FAD Followup

…where FAD stands for Free App of the Day, the Amazon Appstore’s program where they offer a different paid Android app free to customers every day.

This is a followup post to my original FAD thoughts, posted shortly after I had my first app in the program. Exact download numbers are Amazon-confidential, but suffice it to say that Moon Phase Pro got hundreds of thousands of downloads that day, which significantly boosted its visibility in the Appstore and led to a marked increase in paid revenue for weeks afterward. A good deal all around.

Some months later, Amazon offered me another FAD spot for another app, PolyClock – and since my first experience had been quite positive, I didn’t hesitate. This time things didn’t go nearly as well; the total downloads were much lower, and there wasn’t a significant sales boost after the day. I simply chalked it up to the app in question being more niche-oriented, with a narrower appeal. And since there really wasn’t a downside, I didn’t worry much about it.

Then came my third app in the Program, Convertor Pro, after Amazon extended FAD to their European markets. And unfortunately, I have to say that this was a downright disaster. Again, I can’t reveal exact sales numbers, but since around Christmastime Convertor Pro has been selling reasonably well in the UK; it’d been hovering in the top 5 in its category. Not paying for my retirement, perhaps, but a respectable earner.

Then came its FAD spot – and sales immediately plummeted, to a small fraction of what they’d been before. It’s been about ten days now, and its ranking in category is currently around #15 and still dropping.

Of course, I have no proof that FAD was responsible for the drop, but when you look at a graph of its ranking over time, the correlation is hard to deny:
That green bar there is its free day. (The numbers below are its ranking on a given day before FAD.)

So in summary, I’m nowhere near as impressed with FAD as I was a year ago. Perhaps it still makes sense for some apps – but my advice right now is: if your app is already earning any kind of money in Amazon’s Appstore, don’t risk it.

First-Person Minesweeper

That’s it, in a nutshell… Reorient the classic Minesweeper from top-down to first-person. It’d be surprising if nobody has done it before, but I don’t think that I have seen it. My vision is for it to have a maze/dungeon appearance, where the game play involves knocking down walls as the metaphor for clearing cells.

Not clear how you’d get “past” flagged cells… Maybe a 3D aspect?
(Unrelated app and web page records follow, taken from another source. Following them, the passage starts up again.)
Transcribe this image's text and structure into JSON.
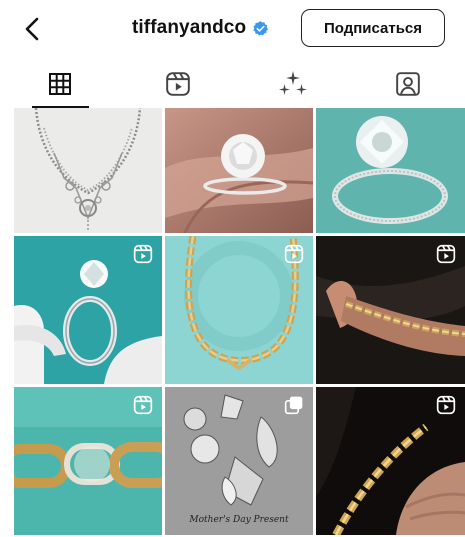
{
  "header": {
    "username": "tiffanyandco",
    "subscribe_label": "Подписаться",
    "verified_color": "#3897f0"
  },
  "tabs": [
    {
      "name": "posts-grid",
      "icon": "grid-icon",
      "active": true
    },
    {
      "name": "reels",
      "icon": "reels-icon",
      "active": false
    },
    {
      "name": "effects",
      "icon": "sparkles-icon",
      "active": false
    },
    {
      "name": "tagged",
      "icon": "tagged-person-icon",
      "active": false
    }
  ],
  "grid": {
    "posts": [
      {
        "subject": "diamond necklace",
        "badge": "none"
      },
      {
        "subject": "engagement ring on hand",
        "badge": "none"
      },
      {
        "subject": "diamond ring",
        "badge": "none"
      },
      {
        "subject": "ring held by gloved fingers",
        "badge": "reels-icon"
      },
      {
        "subject": "gold chain necklace",
        "badge": "reels-icon"
      },
      {
        "subject": "chain bracelet on hand",
        "badge": "reels-icon"
      },
      {
        "subject": "pave link bracelet",
        "badge": "reels-icon"
      },
      {
        "subject": "brooches",
        "badge": "carousel-icon",
        "caption": "Mother's Day Present"
      },
      {
        "subject": "gold chain in hand",
        "badge": "reels-icon"
      }
    ]
  },
  "colors": {
    "tiffany_blue": "#81d8d0",
    "accent_dark": "#111111"
  }
}
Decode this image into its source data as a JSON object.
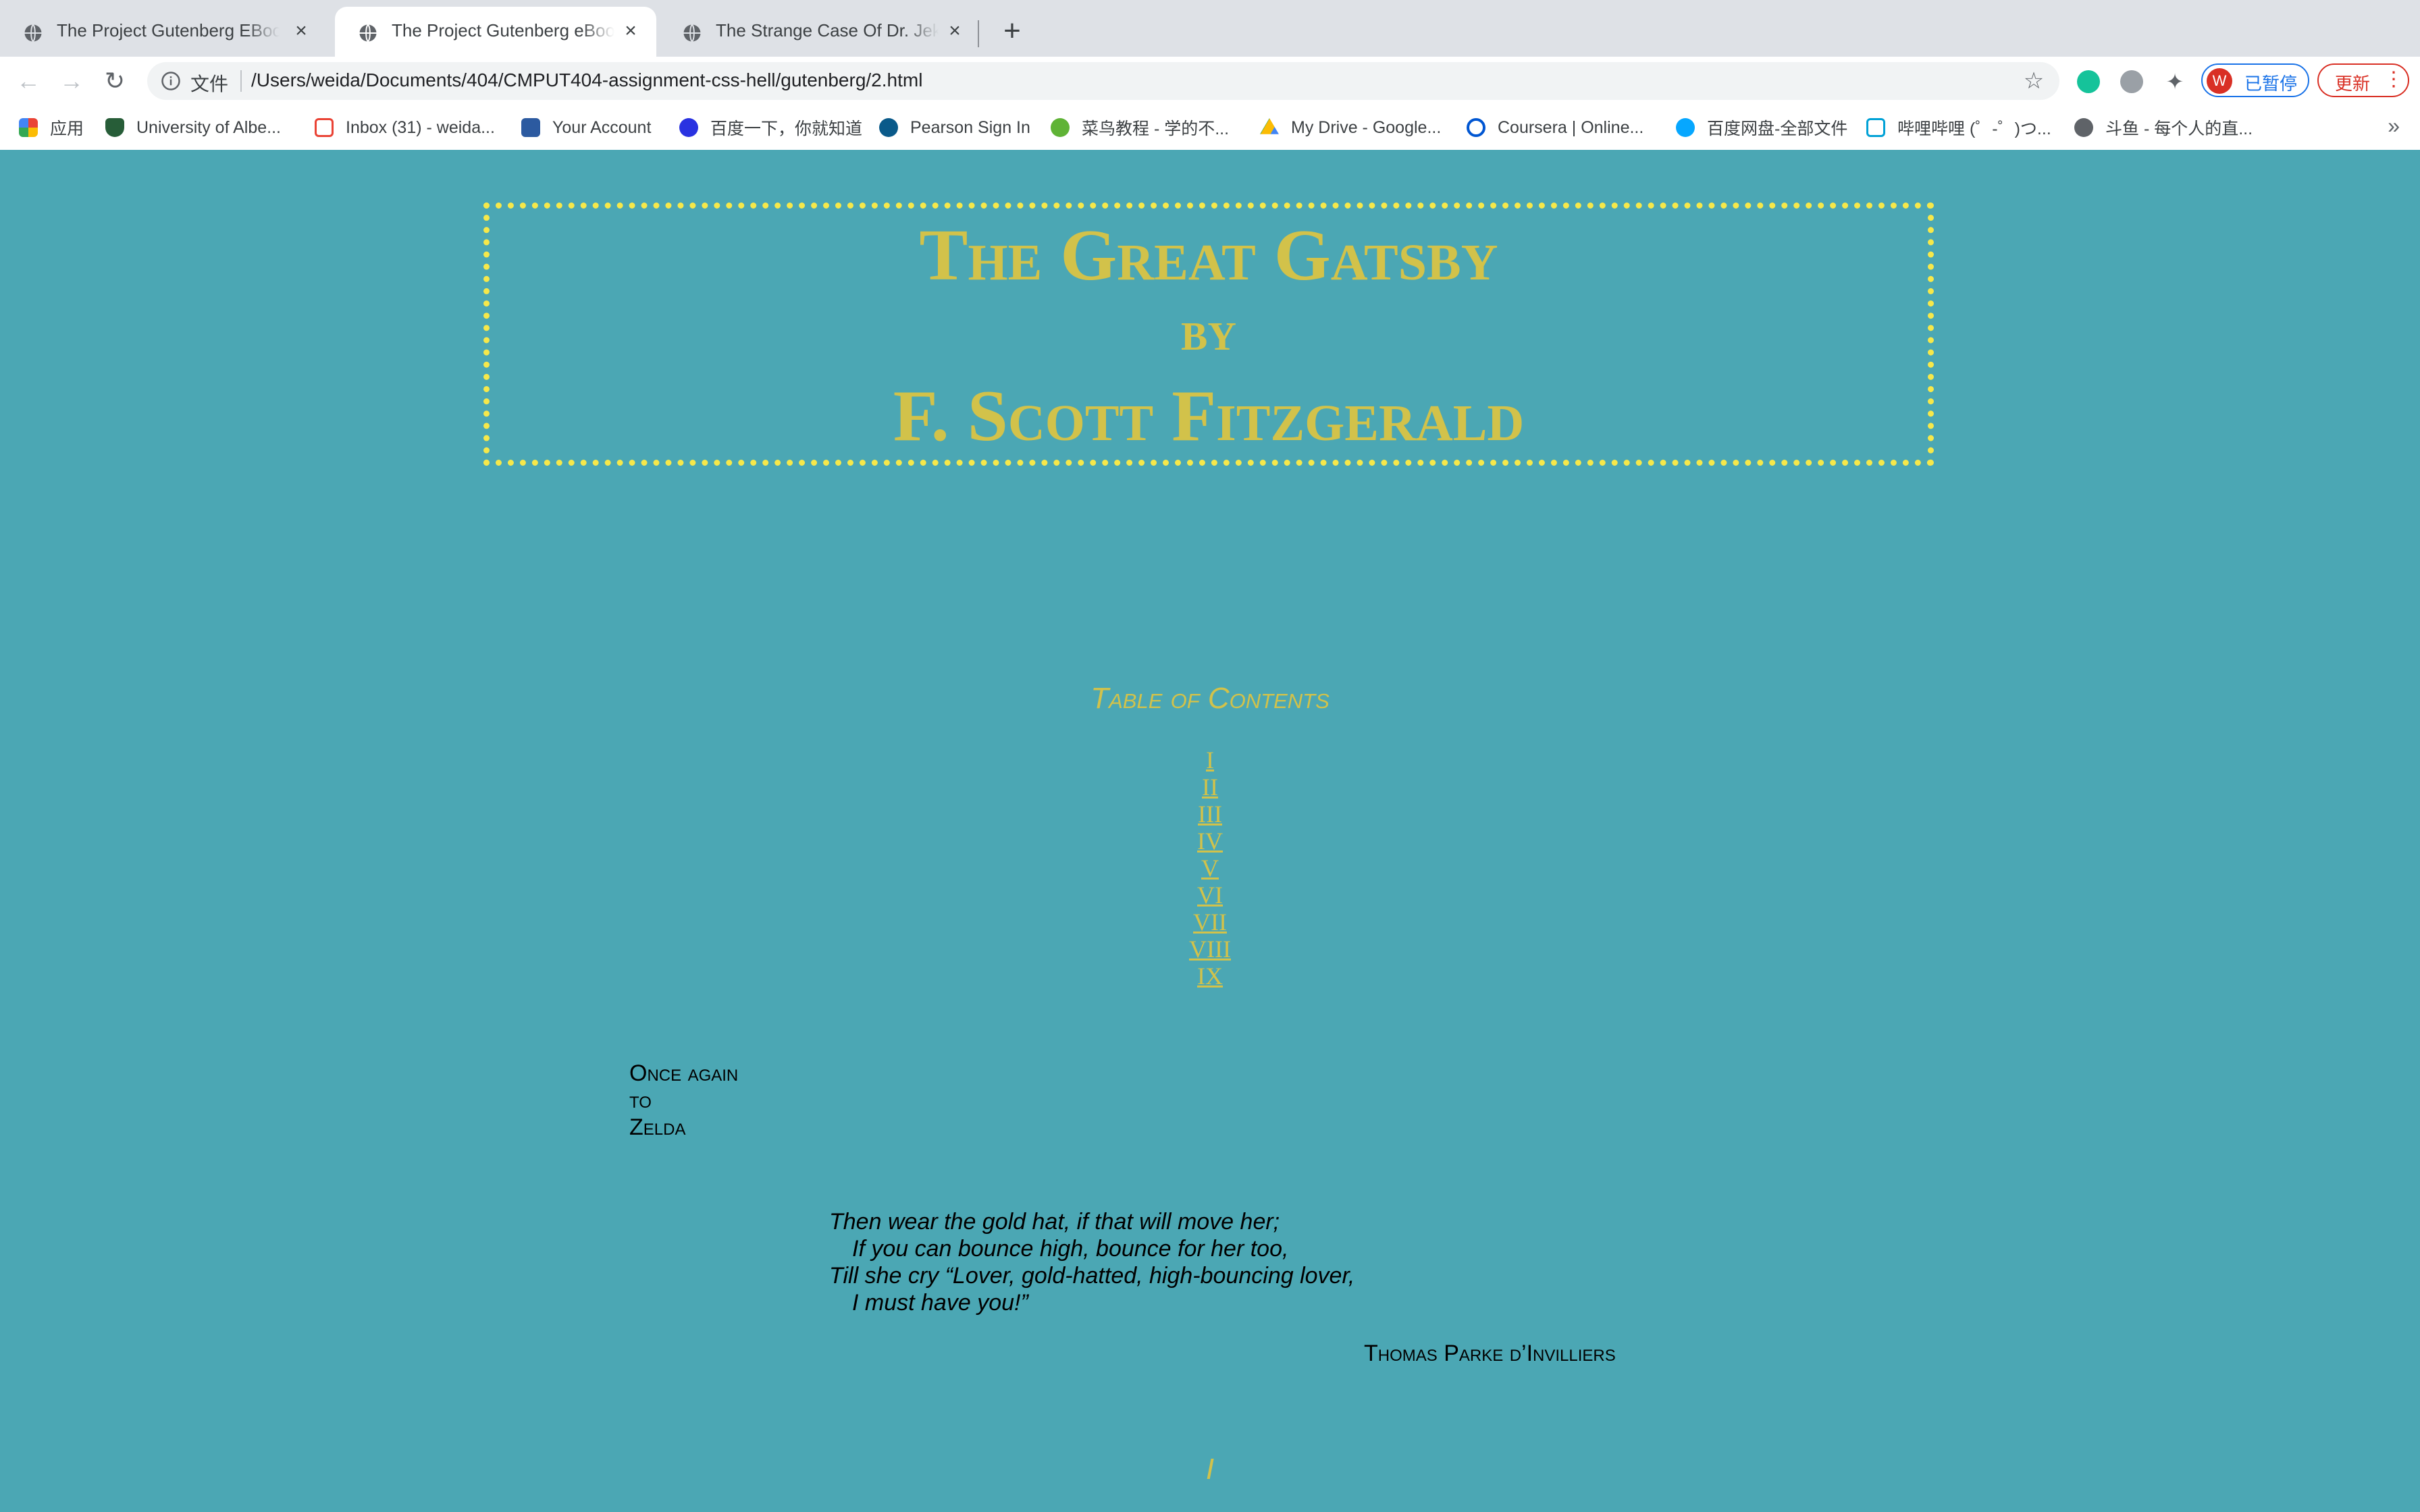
{
  "browser": {
    "tabs": [
      {
        "title": "The Project Gutenberg EBook of The Great Gatsby",
        "active": false
      },
      {
        "title": "The Project Gutenberg eBook of The Great Gatsby",
        "active": true
      },
      {
        "title": "The Strange Case Of Dr. Jekyll And Mr. Hyde",
        "active": false
      }
    ],
    "scheme_label": "文件",
    "url": "/Users/weida/Documents/404/CMPUT404-assignment-css-hell/gutenberg/2.html",
    "profile_initial": "W",
    "profile_label": "已暂停",
    "update_label": "更新",
    "bookmarks": [
      {
        "label": "应用",
        "icon": "apps-grid-icon",
        "color": "#4285f4"
      },
      {
        "label": "University of Albe...",
        "icon": "university-shield-icon",
        "color": "#275d38"
      },
      {
        "label": "Inbox (31) - weida...",
        "icon": "gmail-icon",
        "color": "#ea4335"
      },
      {
        "label": "Your Account",
        "icon": "account-icon",
        "color": "#2c5aa0"
      },
      {
        "label": "百度一下，你就知道",
        "icon": "baidu-paw-icon",
        "color": "#2932e1"
      },
      {
        "label": "Pearson Sign In",
        "icon": "pearson-icon",
        "color": "#0a5a8a"
      },
      {
        "label": "菜鸟教程 - 学的不...",
        "icon": "runoob-icon",
        "color": "#5fb336"
      },
      {
        "label": "My Drive - Google...",
        "icon": "google-drive-icon",
        "color": "#fbbc04"
      },
      {
        "label": "Coursera | Online...",
        "icon": "coursera-icon",
        "color": "#0056d2"
      },
      {
        "label": "百度网盘-全部文件",
        "icon": "baidu-netdisk-icon",
        "color": "#06a7ff"
      },
      {
        "label": "哔哩哔哩 (゜-゜)つ...",
        "icon": "bilibili-icon",
        "color": "#00a1d6"
      },
      {
        "label": "斗鱼 - 每个人的直...",
        "icon": "globe-icon",
        "color": "#5f6368"
      }
    ]
  },
  "page": {
    "title_line1": "The Great Gatsby",
    "title_line2": "by",
    "title_line3": "F. Scott Fitzgerald",
    "toc_heading": "Table of Contents",
    "toc": [
      "I",
      "II",
      "III",
      "IV",
      "V",
      "VI",
      "VII",
      "VIII",
      "IX"
    ],
    "dedication": [
      "Once again",
      "to",
      "Zelda"
    ],
    "epigraph": [
      "Then wear the gold hat, if that will move her;",
      "If you can bounce high, bounce for her too,",
      "Till she cry “Lover, gold-hatted, high-bouncing lover,",
      "I must have you!”"
    ],
    "attribution": "Thomas Parke d’Invilliers",
    "chapter_heading": "I"
  },
  "colors": {
    "page_background": "#4ba7b4",
    "title_text": "#d2c24a",
    "title_border": "#f6e84a"
  }
}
Working title: Sweepminer

Nexus Q Bafflement

I have to confess, I’m baffled by Google’s new Nexus Q. I’m not lucky enough to have one myself, but everything I’ve seen indicates that it’s a well-engineered, expensive, one-trick pony. And it might not even be that good at its one trick (

Why isn’t it a Google TV device? Or better yet, why isn’t it the first “Google AV” device, marking the next step in GTV’s evolution: from just TV to full-on home media. The hardware could be identical*, the software very similar – but it’d be able to play any media, from any source, not just the tightly-restricted source list of the current Q. *And* it’d have access to the Google Play app store, meaning that average users could install a plenitude of other apps on it too. [From what I hear, the only way to install new apps on the Q is via ADB.]

And while the Q’s social-media trick is a good one, I have no doubt that it itself is just an app, running on the Q’s underlying Android OS. Which means that *the same app* could run on any compatible Google AV box. Or any other Android device, for that matter… you could run it on your own phone or tablet, with the output routed through bluetooth speakers, and get the same Q functionality with zero additional hardware cost.

Had it gone this route, the Q could’ve been a big win for Google, breathing new life into the floundering Google TV ecosystem with compelling new functionality, and providing it with a Nexus reference device to boot. Instead, it looks suspiciously like a dead end.

Maybe it’s not too late. I’d expect that the existing GTV OS would just run on the Q, so given that it won’t hit the public for another few weeks, Google probably still has time to make this change. Not that I think they will, but I’ll bet they could.

*As good as the hardware apparently is, though, any home media component *really* needs to be stackable.